The Palace at 4 a.m.
1932. Wood, glass, wire, and string, 25 x 28 1/4 x 15 3/4" (63.5 x 71.8 x 40 cm)
The Palace at 4 a.m. is a spindly wood scaffolding, sheet of glass, and delicate skeletal structure. Considered by some to be one of Giacometti’s most theatrical works, the scaffold-like structure is reminiscent of a bare-bones stage set. In 1933, he wrote that the scenes in this and other sculptures came to him “entirely completed” in visions, and that he tried to reproduce them “in space without changing anything.”
According to Giacometti, The Palace at 4 a.m. was inspired by an all-engrossing six-month love affair with a woman identified only as Denise. “We constructed a fantastical palace in the night,” he wrote, “…a very fragile palace of matches; at the least false movement a whole section of the diminutive construction would collapse; we would always began it all over again.”1
The same year he made this work, the artist wrote the prose poem “Charbon d’herbe”:
I return to the constructions that amuse me and which are alive in their surreality; a beautiful palace… the shafts of the columns, the ceiling in the air which laughs… I try gropingly to catch in the void the invisible white thread of the marvelous which vibrates, and from which facts and dreams scape… It imparts life to living and the shining games of the needles and the turning dice develop and succeed each other alternately and the drop of blood on the milky skin, but a piercing scream rises suddenly that causes the air to shiver and the white ground to tremble …I seek out the women of the light gait …the same who existed within the little boy …who looked within and without so many marvels. Oh! Palace palace!

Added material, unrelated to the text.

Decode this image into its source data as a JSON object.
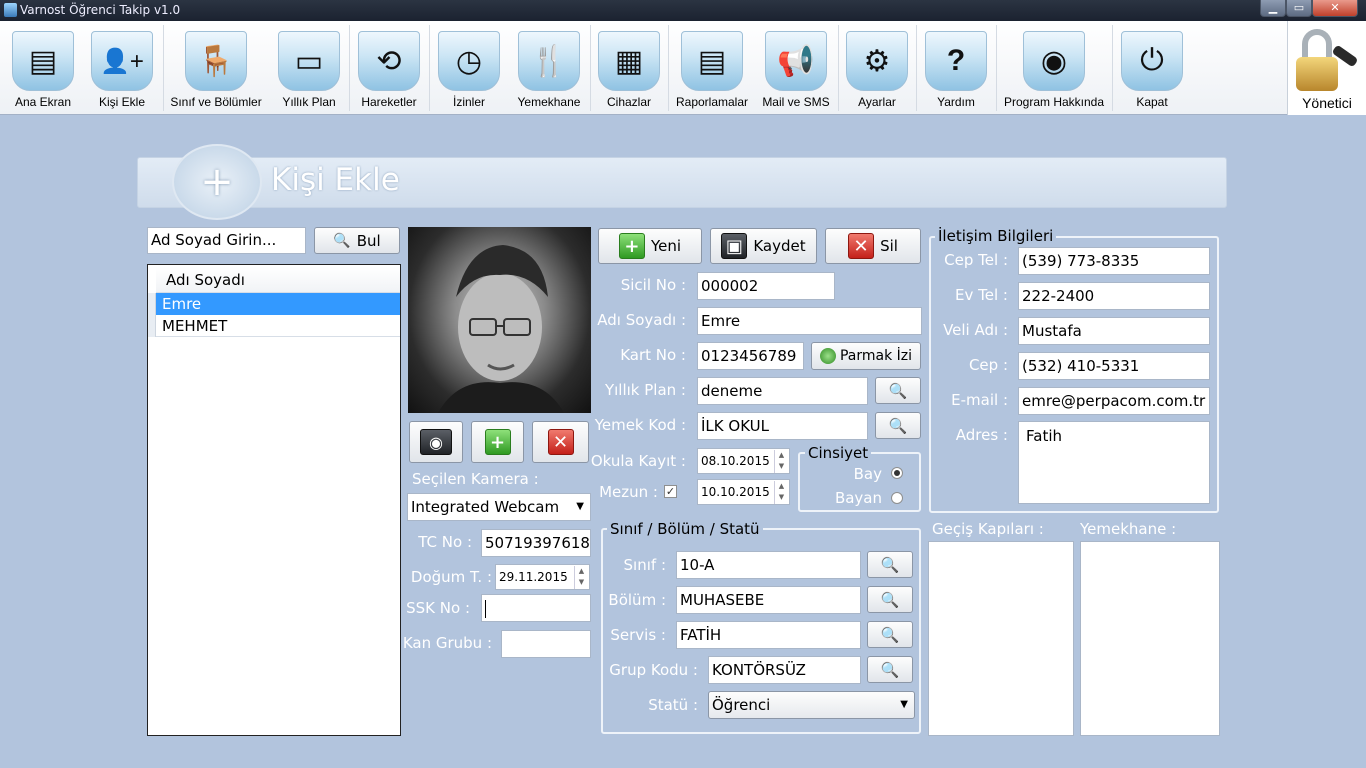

Though the relationship between his poem and sculpture is unclear, both reference palaces, dreams, and desire.
A three-dimensional work of art made by a variety of means, including carving wood, chiseling stone, casting or welding metal, molding clay or wax, or assembling materials.
A setting for or a part of a story or narrative.